[[ Extracted entries, beginning ]]
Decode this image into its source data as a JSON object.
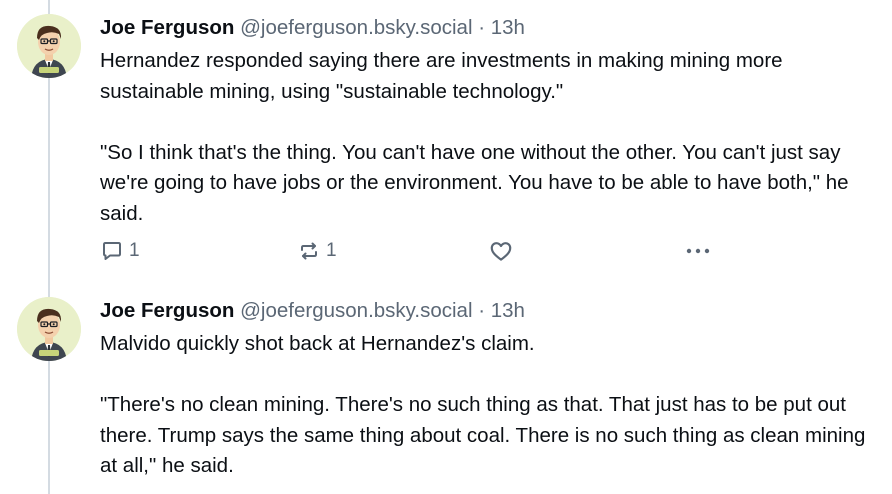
{
  "posts": [
    {
      "author": {
        "display_name": "Joe Ferguson",
        "handle": "@joeferguson.bsky.social"
      },
      "separator": "·",
      "time": "13h",
      "paragraphs": [
        "Hernandez responded saying there are investments in making mining more sustainable mining, using \"sustainable technology.\"",
        "\"So I think that's the thing. You can't have one without the other. You can't just say we're going to have jobs or the environment. You have to be able to have both,\" he said."
      ],
      "reply_count": "1",
      "repost_count": "1",
      "icons": {
        "reply": "reply-icon",
        "repost": "repost-icon",
        "like": "heart-icon",
        "more": "more-icon"
      }
    },
    {
      "author": {
        "display_name": "Joe Ferguson",
        "handle": "@joeferguson.bsky.social"
      },
      "separator": "·",
      "time": "13h",
      "paragraphs": [
        "Malvido quickly shot back at Hernandez's claim.",
        "\"There's no clean mining. There's no such thing as that. That just has to be put out there. Trump says the same thing about coal. There is no such thing as clean mining at all,\" he said."
      ]
    }
  ],
  "colors": {
    "text": "#0b0f14",
    "muted": "#5b6775",
    "thread_line": "#d4dbe2",
    "avatar_background": "#e9f0c9"
  }
}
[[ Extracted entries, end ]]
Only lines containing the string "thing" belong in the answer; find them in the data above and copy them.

*Finished task*:
        "\"So I think that's the thing. You can't have one without the other. You can't just say we're going to have jobs or the environment. You have to be able to have both,\" he said."
        "\"There's no clean mining. There's no such thing as that. That just has to be put out there. Trump says the same thing about coal. There is no such thing as clean mining at all,\" he said."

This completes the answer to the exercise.